- Sea moss as Anticoagulant agents
Sea mosses such as Chlorophyta and Fucales anticoagulant effect just like heparin due to in vitro suppression of factors Xa and IIa mediated by antithrombin and heparin cofactor II. Fucoidans are present in some brown sea moss and are used as a potential substitute for heparin.
- Sea moss as Antiviral agents
Polysaccharides found in seaweeds can help scientists produce potent antivirals. For example, SARS-CoV-2 is inhibited in vitro by polysaccharides derived from sea moss Saccharina japonica. Sulfated galactan (FG) isolated from sea moss green alga primarily consisted of D-galactose with pyruvic acid (12.3 %) and sulphate (11.0 %). FG significantly reduced viral replication and reproduction. The mechanism of action of FG was hypothesised to interfere with the early steps of virus adsorption to and penetration into host cells. Furthermore, FG also lowered virus infection rates directly.
- Sea moss as antimicrobials agents
Antimicrobial properties of various algae species have been investigated and published, revealing a broad range of activity against bacteria and fungi. Carrageenans showed significant effects against bacteria such as Salmonella enteritidis, Salmonella typhimurium, Vibrio mimicus, Escherichia coli, etc. They significantly reduced the growth of all bacterial strains.
- Sea moss as antitumor agents

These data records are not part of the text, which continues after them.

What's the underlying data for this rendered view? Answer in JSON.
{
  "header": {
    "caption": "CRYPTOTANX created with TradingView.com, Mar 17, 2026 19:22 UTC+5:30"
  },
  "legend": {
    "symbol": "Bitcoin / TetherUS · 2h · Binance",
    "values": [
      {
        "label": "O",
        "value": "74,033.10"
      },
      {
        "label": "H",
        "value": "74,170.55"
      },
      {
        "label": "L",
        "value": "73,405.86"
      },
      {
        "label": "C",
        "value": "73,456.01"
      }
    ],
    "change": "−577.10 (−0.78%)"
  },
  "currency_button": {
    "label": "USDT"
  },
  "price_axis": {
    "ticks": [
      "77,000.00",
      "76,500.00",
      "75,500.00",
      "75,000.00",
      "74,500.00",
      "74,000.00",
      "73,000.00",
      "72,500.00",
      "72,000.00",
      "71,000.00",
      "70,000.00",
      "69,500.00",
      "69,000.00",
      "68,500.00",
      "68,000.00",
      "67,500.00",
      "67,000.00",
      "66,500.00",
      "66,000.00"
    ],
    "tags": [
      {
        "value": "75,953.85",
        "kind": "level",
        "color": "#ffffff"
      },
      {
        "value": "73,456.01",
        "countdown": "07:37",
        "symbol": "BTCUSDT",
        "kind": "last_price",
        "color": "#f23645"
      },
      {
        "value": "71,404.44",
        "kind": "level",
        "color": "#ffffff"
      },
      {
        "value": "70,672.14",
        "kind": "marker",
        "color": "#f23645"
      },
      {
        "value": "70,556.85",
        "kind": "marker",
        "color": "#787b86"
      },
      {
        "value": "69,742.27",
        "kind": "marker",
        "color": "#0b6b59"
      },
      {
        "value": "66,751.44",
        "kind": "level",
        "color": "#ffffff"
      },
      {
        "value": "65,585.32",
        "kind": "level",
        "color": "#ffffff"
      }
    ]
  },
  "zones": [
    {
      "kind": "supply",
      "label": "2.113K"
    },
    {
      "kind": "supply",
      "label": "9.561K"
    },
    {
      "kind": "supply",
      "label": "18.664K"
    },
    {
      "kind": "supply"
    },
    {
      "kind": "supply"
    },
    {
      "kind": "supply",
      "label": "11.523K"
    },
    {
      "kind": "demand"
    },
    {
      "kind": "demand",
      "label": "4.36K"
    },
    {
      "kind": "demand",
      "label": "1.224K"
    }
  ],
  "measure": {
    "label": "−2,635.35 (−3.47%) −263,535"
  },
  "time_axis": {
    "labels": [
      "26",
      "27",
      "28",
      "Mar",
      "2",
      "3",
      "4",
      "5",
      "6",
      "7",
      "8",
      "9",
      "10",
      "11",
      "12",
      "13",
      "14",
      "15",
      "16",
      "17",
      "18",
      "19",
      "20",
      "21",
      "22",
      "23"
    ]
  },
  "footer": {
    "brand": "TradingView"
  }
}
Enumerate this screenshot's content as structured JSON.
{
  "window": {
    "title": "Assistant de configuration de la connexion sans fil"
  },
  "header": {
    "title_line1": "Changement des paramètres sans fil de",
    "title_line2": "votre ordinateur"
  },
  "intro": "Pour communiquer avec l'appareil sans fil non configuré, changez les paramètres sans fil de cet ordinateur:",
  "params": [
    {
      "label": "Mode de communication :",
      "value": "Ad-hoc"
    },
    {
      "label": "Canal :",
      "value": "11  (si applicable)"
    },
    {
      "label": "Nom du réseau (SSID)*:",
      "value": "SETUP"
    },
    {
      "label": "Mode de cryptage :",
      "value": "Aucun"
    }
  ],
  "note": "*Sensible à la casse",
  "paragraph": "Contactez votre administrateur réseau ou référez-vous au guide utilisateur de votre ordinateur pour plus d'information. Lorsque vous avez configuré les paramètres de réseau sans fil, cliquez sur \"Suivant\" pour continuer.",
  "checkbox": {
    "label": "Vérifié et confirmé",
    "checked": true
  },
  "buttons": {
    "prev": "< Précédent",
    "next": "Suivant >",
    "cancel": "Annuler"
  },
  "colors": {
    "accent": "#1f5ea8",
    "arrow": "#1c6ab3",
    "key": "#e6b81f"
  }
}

Seaweeds and several seaweed-derived chemicals have been proven to have anti-cancer properties through various mechanisms, including the reduction of cancer cell growth, metastasis invasiveness, and the induction of apoptosis in cancer cells. Uncontrolled free radicals can harm cells, leading them to increase in potentially harmful ways – damaged cells might even turn malignant. You can be able to reduce risk of certain cancers by consuming seaweeds.
- Sea moss as an antioxidant agent
Sea moss is a rich source of iron and antioxidants, which help the immune system. In addition, like other sea vegetables, sea moss is a natural source of iodine, a vitamin essential for thyroid function. Red seaweeds, such as sea moss, are also high in antioxidants, which are molecules that protect your cells from disease-causing oxidative damage and detoxify your liver and body from waste, poisons, and other toxins.
Red algal agar is frequently utilised in biomedicine as a suspension component in drug solutions and anticoagulant agents and in pill form as a laxative. The red algae Gracilaria edulis is well-known worldwide for its pharmacological qualities, such as anti-diabetic, antioxidant, antibacterial, anticoagulant, anti-inflammatory, and antiproliferative.
Seaweeds have many industrial applications nowadays. Aside from being a source of novel, beneficial, and natural products, sea moss has larger-scale benefits as aquaculture is an environmentally friendly process that favours the production of biomass and protein-rich compounds. So, get your daily dosage of vitamins and minerals from this superfood available at Herbal Vineyards.
Pereira, L. (2018). Biological and therapeutic properties of the seaweed polysaccharides. International Biology Review, 2(2). https://doi.org/10.18103/IBR.V2I2.1762
Pereira, L. (2018). Antiviral Activity of Seaweeds and their Extracts. Therapeutic and Nutritional Uses of Algae, 175–211. https://doi.org/10.1201/9781315152844-5/ANTIVIRAL-ACTIVITY-SEAWEEDS-EXTRACTS-LEONEL-PEREIRA
Moussavou, G., Kwak, D. H., Obiang-Obonou, B. W., Maranguy, C. A. O., Dinzouna-Boutamba, S. D., Lee, D. H., Pissibanganga, O. G. M. (2014). Anticancer Effects of Different Seaweeds on Human Colon and Breast Cancers. Marine Drugs, 12(9), 4898. https://doi.org/10.3390/MD12094898